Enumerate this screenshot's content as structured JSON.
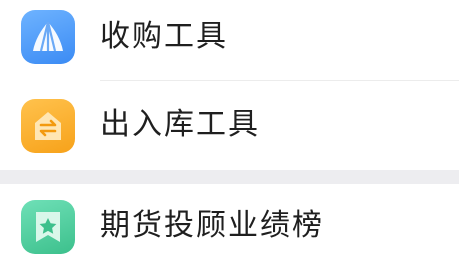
{
  "menu": {
    "items": [
      {
        "label": "收购工具",
        "icon": "shell-icon",
        "color": "#3b8bf4"
      },
      {
        "label": "出入库工具",
        "icon": "transfer-arrows-icon",
        "color": "#f7a21a"
      },
      {
        "label": "期货投顾业绩榜",
        "icon": "star-bookmark-icon",
        "color": "#3cc08c"
      }
    ]
  }
}
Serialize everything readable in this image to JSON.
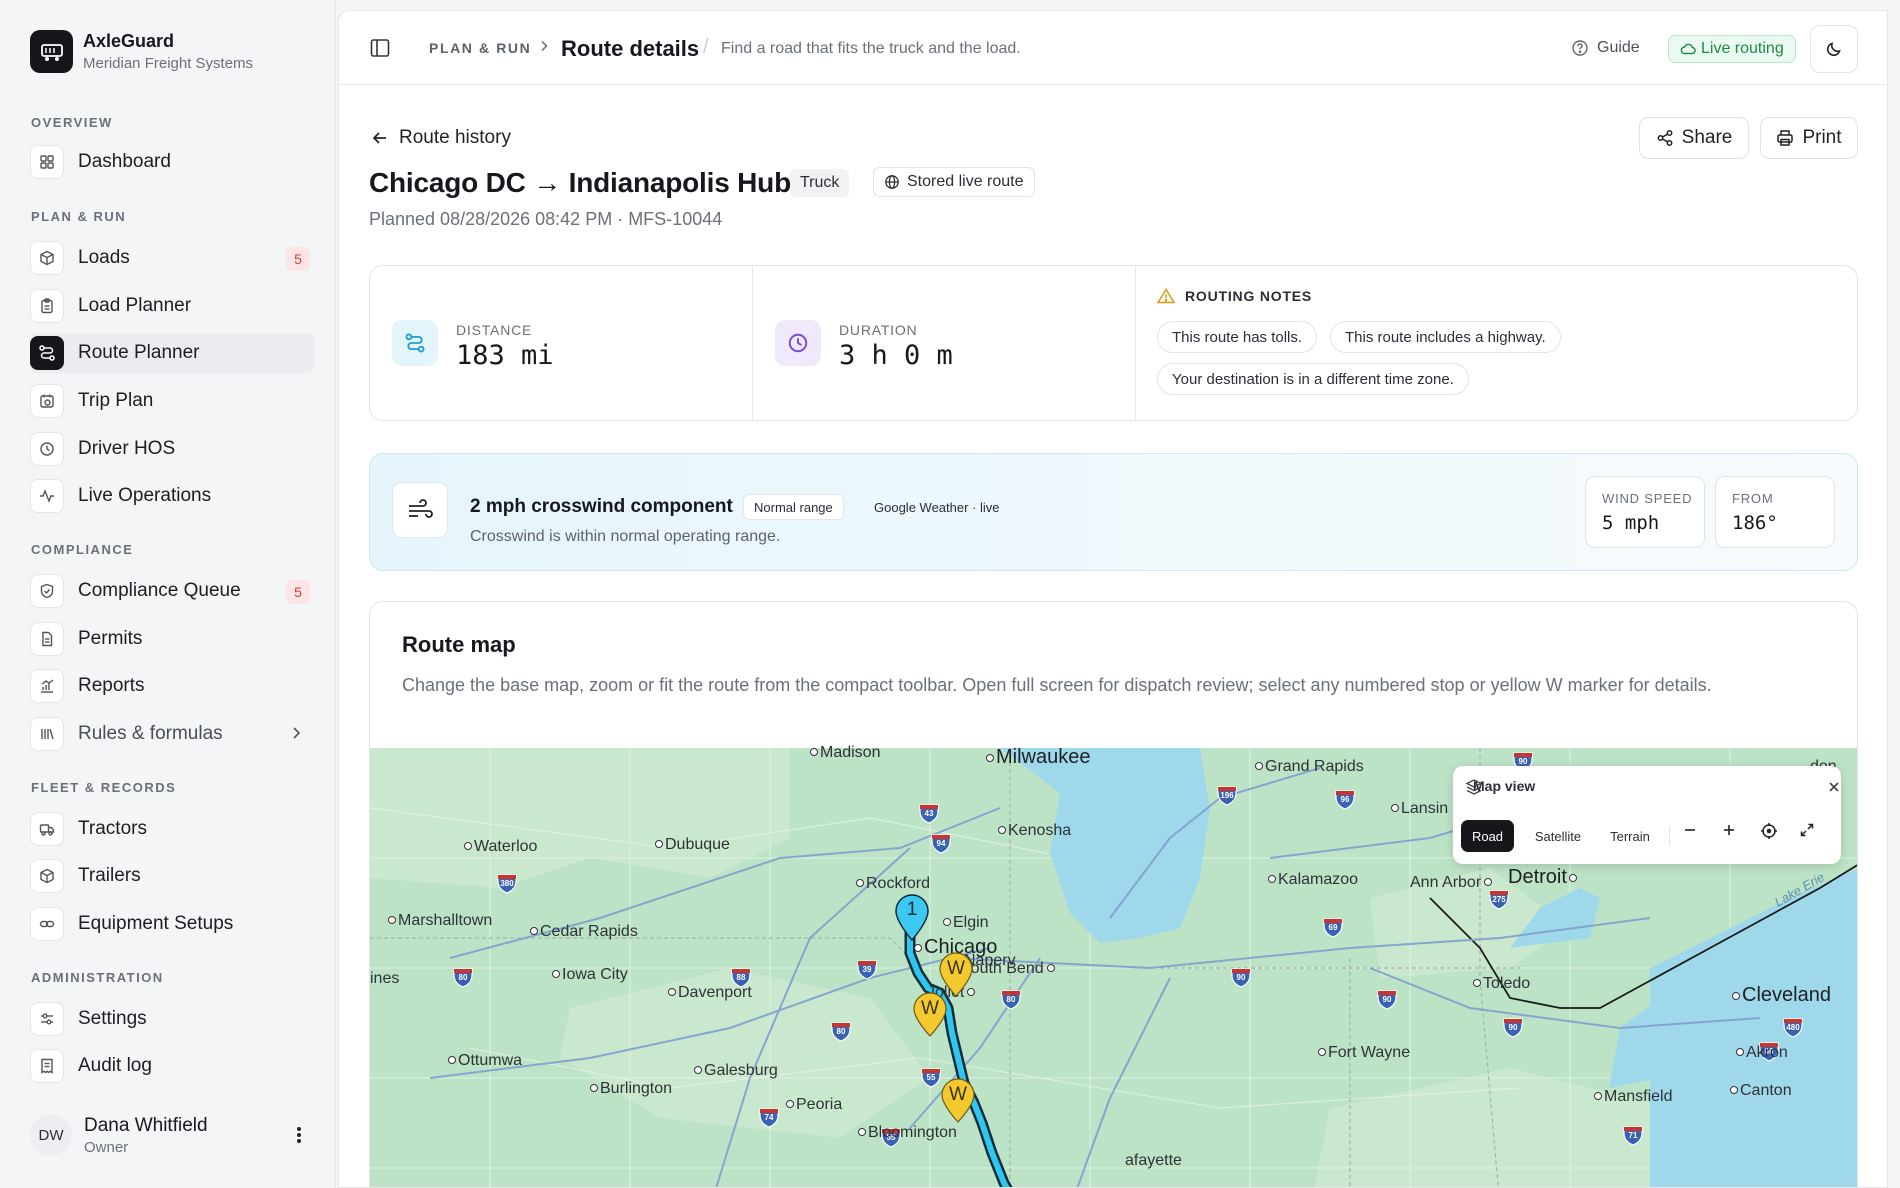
{
  "brand": {
    "name": "AxleGuard",
    "org": "Meridian Freight Systems"
  },
  "nav": {
    "overview_label": "OVERVIEW",
    "plan_label": "PLAN & RUN",
    "compliance_label": "COMPLIANCE",
    "fleet_label": "FLEET & RECORDS",
    "admin_label": "ADMINISTRATION",
    "items": {
      "dashboard": "Dashboard",
      "loads": "Loads",
      "loads_badge": "5",
      "load_planner": "Load Planner",
      "route_planner": "Route Planner",
      "trip_plan": "Trip Plan",
      "driver_hos": "Driver HOS",
      "live_ops": "Live Operations",
      "compliance_queue": "Compliance Queue",
      "compliance_badge": "5",
      "permits": "Permits",
      "reports": "Reports",
      "rules": "Rules & formulas",
      "tractors": "Tractors",
      "trailers": "Trailers",
      "equipment": "Equipment Setups",
      "settings": "Settings",
      "audit": "Audit log"
    }
  },
  "user": {
    "initials": "DW",
    "name": "Dana Whitfield",
    "role": "Owner"
  },
  "topbar": {
    "section": "PLAN & RUN",
    "title": "Route details",
    "description": "Find a road that fits the truck and the load.",
    "guide": "Guide",
    "live": "Live routing"
  },
  "route": {
    "back": "Route history",
    "share": "Share",
    "print": "Print",
    "title": "Chicago DC → Indianapolis Hub",
    "mode_tag": "Truck",
    "stored_tag": "Stored live route",
    "planned": "Planned 08/28/2026 08:42 PM · MFS-10044"
  },
  "stats": {
    "distance_label": "DISTANCE",
    "distance_value": "183 mi",
    "duration_label": "DURATION",
    "duration_value": "3 h 0 m",
    "notes_label": "ROUTING NOTES",
    "notes": [
      "This route has tolls.",
      "This route includes a highway.",
      "Your destination is in a different time zone."
    ]
  },
  "wind": {
    "title": "2 mph crosswind component",
    "range": "Normal range",
    "source": "Google Weather · live",
    "subtitle": "Crosswind is within normal operating range.",
    "speed_label": "WIND SPEED",
    "speed_value": "5 mph",
    "from_label": "FROM",
    "from_value": "186°"
  },
  "map": {
    "title": "Route map",
    "description": "Change the base map, zoom or fit the route from the compact toolbar. Open full screen for dispatch review; select any numbered stop or yellow W marker for details.",
    "view_title": "Map view",
    "road": "Road",
    "satellite": "Satellite",
    "terrain": "Terrain",
    "stop_number": "1",
    "waypoint_label": "W",
    "lake_label": "Lake Erie",
    "cities": {
      "madison": "Madison",
      "milwaukee": "Milwaukee",
      "grand_rapids": "Grand Rapids",
      "lansing": "Lansin",
      "kenosha": "Kenosha",
      "waterloo": "Waterloo",
      "dubuque": "Dubuque",
      "rockford": "Rockford",
      "kalamazoo": "Kalamazoo",
      "ann_arbor": "Ann Arbor",
      "detroit": "Detroit",
      "marshalltown": "Marshalltown",
      "cedar_rapids": "Cedar Rapids",
      "elgin": "Elgin",
      "chicago": "Chicago",
      "naperville": "Naperv",
      "south_bend": "South Bend",
      "toledo": "Toledo",
      "iowa_city": "Iowa City",
      "davenport": "Davenport",
      "joliet": "Joliet",
      "cleveland": "Cleveland",
      "ines": "ines",
      "fort_wayne": "Fort Wayne",
      "akron": "Akron",
      "ottumwa": "Ottumwa",
      "galesburg": "Galesburg",
      "burlington": "Burlington",
      "peoria": "Peoria",
      "mansfield": "Mansfield",
      "canton": "Canton",
      "bloomington": "Bloomington",
      "lafayette": "afayette",
      "london": "don"
    },
    "shields": [
      "90",
      "196",
      "96",
      "43",
      "94",
      "380",
      "275",
      "69",
      "80",
      "88",
      "39",
      "80",
      "90",
      "90",
      "90",
      "480",
      "80",
      "80",
      "55",
      "74",
      "55",
      "71"
    ]
  },
  "colors": {
    "route": "#2fc6f0",
    "waypoint": "#f4c930",
    "stop": "#3cc8f2",
    "water": "#9fd8ea",
    "land": "#bde3c6",
    "live": "#1f8a48"
  }
}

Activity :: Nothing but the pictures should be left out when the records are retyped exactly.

Reply ::
Enumerate this screenshot's content as structured JSON.
{
  "menu": {
    "items": [
      {
        "label": "收购工具",
        "icon": "shell-icon",
        "color": "#3b8bf4"
      },
      {
        "label": "出入库工具",
        "icon": "transfer-arrows-icon",
        "color": "#f7a21a"
      },
      {
        "label": "期货投顾业绩榜",
        "icon": "star-bookmark-icon",
        "color": "#3cc08c"
      }
    ]
  }
}
Serialize everything readable in this image to JSON.
{
  "brand": {
    "name": "AxleGuard",
    "org": "Meridian Freight Systems"
  },
  "nav": {
    "overview_label": "OVERVIEW",
    "plan_label": "PLAN & RUN",
    "compliance_label": "COMPLIANCE",
    "fleet_label": "FLEET & RECORDS",
    "admin_label": "ADMINISTRATION",
    "items": {
      "dashboard": "Dashboard",
      "loads": "Loads",
      "loads_badge": "5",
      "load_planner": "Load Planner",
      "route_planner": "Route Planner",
      "trip_plan": "Trip Plan",
      "driver_hos": "Driver HOS",
      "live_ops": "Live Operations",
      "compliance_queue": "Compliance Queue",
      "compliance_badge": "5",
      "permits": "Permits",
      "reports": "Reports",
      "rules": "Rules & formulas",
      "tractors": "Tractors",
      "trailers": "Trailers",
      "equipment": "Equipment Setups",
      "settings": "Settings",
      "audit": "Audit log"
    }
  },
  "user": {
    "initials": "DW",
    "name": "Dana Whitfield",
    "role": "Owner"
  },
  "topbar": {
    "section": "PLAN & RUN",
    "title": "Route details",
    "description": "Find a road that fits the truck and the load.",
    "guide": "Guide",
    "live": "Live routing"
  },
  "route": {
    "back": "Route history",
    "share": "Share",
    "print": "Print",
    "title": "Chicago DC → Indianapolis Hub",
    "mode_tag": "Truck",
    "stored_tag": "Stored live route",
    "planned": "Planned 08/28/2026 08:42 PM · MFS-10044"
  },
  "stats": {
    "distance_label": "DISTANCE",
    "distance_value": "183 mi",
    "duration_label": "DURATION",
    "duration_value": "3 h 0 m",
    "notes_label": "ROUTING NOTES",
    "notes": [
      "This route has tolls.",
      "This route includes a highway.",
      "Your destination is in a different time zone."
    ]
  },
  "wind": {
    "title": "2 mph crosswind component",
    "range": "Normal range",
    "source": "Google Weather · live",
    "subtitle": "Crosswind is within normal operating range.",
    "speed_label": "WIND SPEED",
    "speed_value": "5 mph",
    "from_label": "FROM",
    "from_value": "186°"
  },
  "map": {
    "title": "Route map",
    "description": "Change the base map, zoom or fit the route from the compact toolbar. Open full screen for dispatch review; select any numbered stop or yellow W marker for details.",
    "view_title": "Map view",
    "road": "Road",
    "satellite": "Satellite",
    "terrain": "Terrain",
    "stop_number": "1",
    "waypoint_label": "W",
    "lake_label": "Lake Erie",
    "cities": {
      "madison": "Madison",
      "milwaukee": "Milwaukee",
      "grand_rapids": "Grand Rapids",
      "lansing": "Lansin",
      "kenosha": "Kenosha",
      "waterloo": "Waterloo",
      "dubuque": "Dubuque",
      "rockford": "Rockford",
      "kalamazoo": "Kalamazoo",
      "ann_arbor": "Ann Arbor",
      "detroit": "Detroit",
      "marshalltown": "Marshalltown",
      "cedar_rapids": "Cedar Rapids",
      "elgin": "Elgin",
      "chicago": "Chicago",
      "naperville": "Naperv",
      "south_bend": "South Bend",
      "toledo": "Toledo",
      "iowa_city": "Iowa City",
      "davenport": "Davenport",
      "joliet": "Joliet",
      "cleveland": "Cleveland",
      "ines": "ines",
      "fort_wayne": "Fort Wayne",
      "akron": "Akron",
      "ottumwa": "Ottumwa",
      "galesburg": "Galesburg",
      "burlington": "Burlington",
      "peoria": "Peoria",
      "mansfield": "Mansfield",
      "canton": "Canton",
      "bloomington": "Bloomington",
      "lafayette": "afayette",
      "london": "don"
    },
    "shields": [
      "90",
      "196",
      "96",
      "43",
      "94",
      "380",
      "275",
      "69",
      "80",
      "88",
      "39",
      "80",
      "90",
      "90",
      "90",
      "480",
      "80",
      "80",
      "55",
      "74",
      "55",
      "71"
    ]
  },
  "colors": {
    "route": "#2fc6f0",
    "waypoint": "#f4c930",
    "stop": "#3cc8f2",
    "water": "#9fd8ea",
    "land": "#bde3c6",
    "live": "#1f8a48"
  }
}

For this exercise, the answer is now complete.